Setworks Blog



Production Manager (PM) is one of the most intense jobs that you can have on a film; I’ve seen near nervous breakdowns, occasional day-drinking and many other coping habits in PMs trying to deal with the stress and challenges of crazy days on production. While these occurrences were rare, it proves that this job isn’t for everyone. The buck stops at their desk, literally, so this takes a rare mix of personality, technical skills, organization and stamina.

Production Managers know how film production works, usually from years of working in hastily furnished offices and crowded trailers, as well as a resume that includes working on-set for several departments and pretty much every role in the Production Department. They have great people-skills, quite often in a charming but distant Human Resources kind-of-way. They are confident leaders, communicate well (and often) and work to get the most out of their budget through their extensive contacts and negotiating skills. They are detail-oriented with a multi-tasking mindset and usually fanatics about organization, realizing that they have so many tasks on their plate that if anything slips through the cracks it will cost them time and money. They have a skill-set and experience that relates to budgeting, scheduling, accounting and administration. They ask a lot of questions and give more answers.
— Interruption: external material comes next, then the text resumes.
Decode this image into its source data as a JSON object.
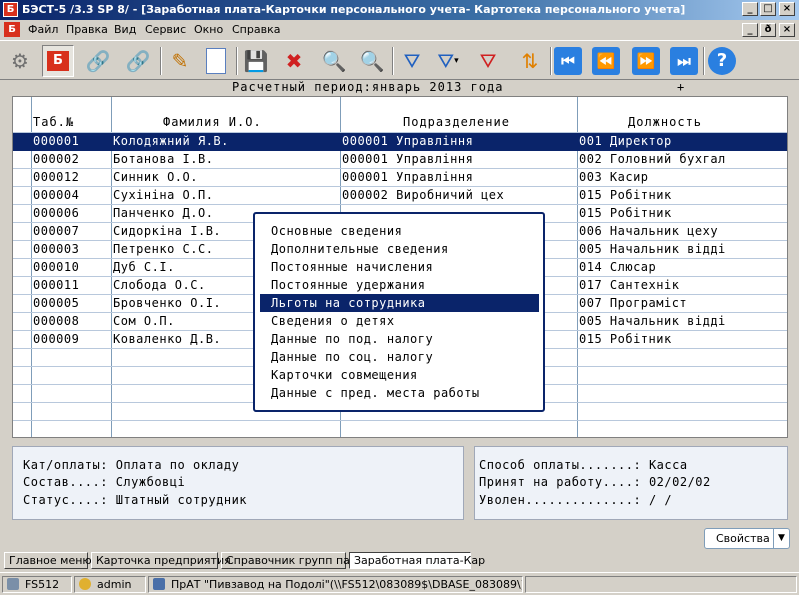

The primary responsibility of a PM is the budget, quite often creating it after development and always managing it throughout production and into the post-production audit. Creating a budget is where their years of experience becomes valuable. A PM understands general costs for labor, gear and a thousand other things that a set needs to function properly. They usually have working relationships with the major unions that represent the craftspeople who make a film and are up-to-date with any tax credits or other incentives that might be available and how to maximize those benefits.

So, from the minute a PM is hired, they are tracking the budget. They want to know exactly how much they’ve spent and how much they’re projected to spend, accurately, at any time because it will affect the decisions that they make. While they keep a lot of the generalities in their head for moment-to-moment use, they usually have a team that helps them in this task; the accounting department and their team of Production Coordinators and office staff. Every invoice will run through the PM’s office, to be coded into the right category of the budget before heading to accounting to be paid. On smaller productions, there may not be an accounting department so these tasks will fall to the PM or a Producer who is coordinating these aspects of production. In any situation, communication, as with everything on a film, between these two departments is paramount. Everyone needs to be on the same page.

Finally, PMs are leading the production. While they are focused on the budget, they do this keeping in mind the organic structure of production, understanding that many of the smaller problems there can result in reduced efficiency. Productions are made up of progressively smaller groups of teams and teams are made of people. People make films. While they may deal with any number of people problems that come up, it isn’t always with money on the mind. Sometimes, they are concerned with craft services or the quality of lunch, emphasizing safety on a particular day, rewarding a crew member who pulled off the impossible, a specific personnel matter or person who’s changing the mood on-set. All of these challenges may find their way to a PMs desk in one way or another, either directly or when having discussions with key crew members and the Production Department team. It’s important to recognize that solving people problems leads to a happier, more productive set, which leads to saving money in the end. So, the eye’s always on the prize--coming in at or below budget and getting the most out of every penny spent.

The most successful PMs, like your ADs, are able to deal with making a lot of decisions, big and small, easy and tough, about almost everything that’s happening on set. It’s when to fire someone, when to add an extra day and how to massage the budget, when to reign in key crew members, helping the cast deal with circumstances and changes, dealing with the location contact who’s gone off the range, placating police and fire officers and a myriad of other tasks and situations. Their experience, working style, talent and persistence are essential to a successful production.